The heavily weathered Mesozoic-age granites and andesites of the Bouse Hills lie to the southeast of the dune-covered area of interest. The western portion of the Bouse Hills is overlain by Cretaceous andesite and harbors several mines and prospect pits. The Plomosa Mountains rise up just west of the Bouse Hills and march away southward. The Plomosas form the eastern wall of the La Posa Plain for nearly its entire length. The northern half of the Plomosas is predominantly composed of Mesozoic sandstones, shales, conglomerates, and limestones. Slightly younger Cretaceous to early-Tertiary sediments crop out along the northernmost point of the range. Small outcrops of ancient Precambrian gneiss also occur in the area. Finally, the sand dunes of the Cactus Plain are bounded on the west by the low-lying, heavily weathered hills near the mouth of Bouse Wash. These hills are composed of Mesozoic-age gneisses. Several very small exposures of Cretaceous andesite occur on the Cactus Plain itself; these lie about 8 to 9 miles northwest of Bouse. Could similar exposures lie buried in the sand dunes?

This section of the La Posa Plain lies at the contact between the narrow "belt" of Precambrian "metamorphic core complex" ranges (which includes the Buckskin Mountains, Harcuvar Mountains, and Harquahala Mountains) and the younger, predominantly igneous mountain ranges to the south.


The rugged deserts and mountains of Arizona's lower Colorado River country are still producing gold nuggets today. A number of placer gold locations are located in the south-central portion of the La Posa Plain. These have produced many gold nuggets for modern-day prospectors. The La Cholla District is located on the eastern slopes of the Dome Rock Mountains. Here the gold is found in a bed of loose quartz rubble that occurs at a depth of about 80 feet. The gold-bearing gravels were carried to the surface by the early miners - it is this quartz rubble that present-day metal detectors find gold in. La Cholla is one of the few places in the west where crystallized gold has been found. The Plomosa District has also been a recent producer. The original gold-bearing formation ran for miles. The western flank of the Plomosas is deeply cut by ravines and washes and there may be small exposures of gold-bearing ore that have been overlooked. But more recently, and further north in the area near Lake Havasu City, a 47-ounce specimen of native gold in matrix was discovered in March 2001. The sample contained an estimated 29 ounces of gold and was located with the use of a metal detector. This area lies only 25 miles northwest of the Planet Mine. Obviously, the lower Colorado River country of southwest Arizona has good potential for future mineral discoveries.

The body of the Planet Mine owner was found near the old Bouse-Parker wagon road. This northern section of the La Posa Plain contains extensive sand dune deposits and is ringed by several mineralized areas.

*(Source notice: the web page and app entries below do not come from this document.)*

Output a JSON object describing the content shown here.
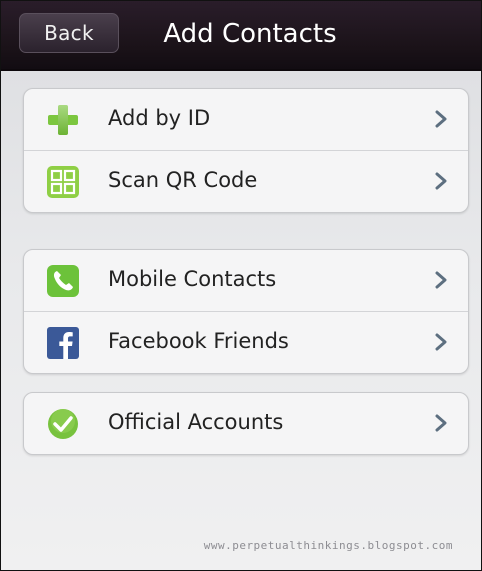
{
  "nav": {
    "back_label": "Back",
    "title": "Add Contacts"
  },
  "groups": [
    {
      "items": [
        {
          "label": "Add by ID",
          "icon": "plus-icon"
        },
        {
          "label": "Scan QR Code",
          "icon": "qr-code-icon"
        }
      ]
    },
    {
      "items": [
        {
          "label": "Mobile Contacts",
          "icon": "phone-icon"
        },
        {
          "label": "Facebook Friends",
          "icon": "facebook-icon"
        }
      ]
    },
    {
      "items": [
        {
          "label": "Official Accounts",
          "icon": "verified-check-icon"
        }
      ]
    }
  ],
  "watermark": "www.perpetualthinkings.blogspot.com",
  "colors": {
    "nav_bg": "#1a1218",
    "accent_green": "#7cc63f",
    "facebook_blue": "#3b5998"
  }
}
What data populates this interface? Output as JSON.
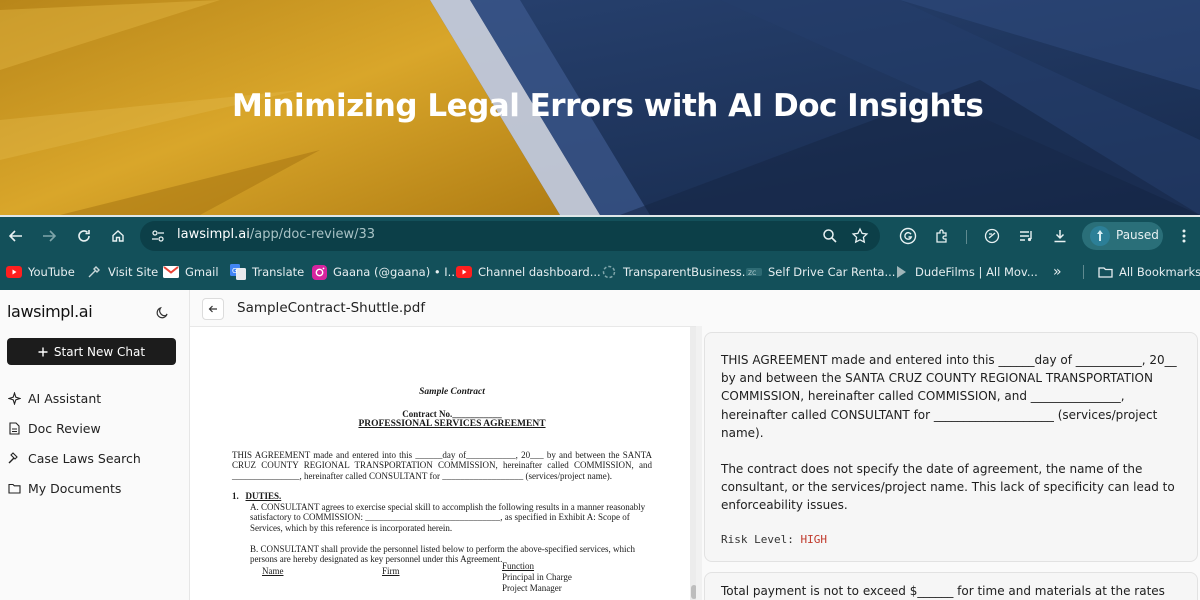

These include the Bouse area, the Buckskin Mountains, and the Dome Rock Mountains.

In this case, the metal-detector would seem to be a most useful tool in the search for the lost lode. It may be that the vein or deposit is entirely covered by sand. In any case, the northern half of the La Posa Plain and surrounding foothills appear to be the most promising area to search.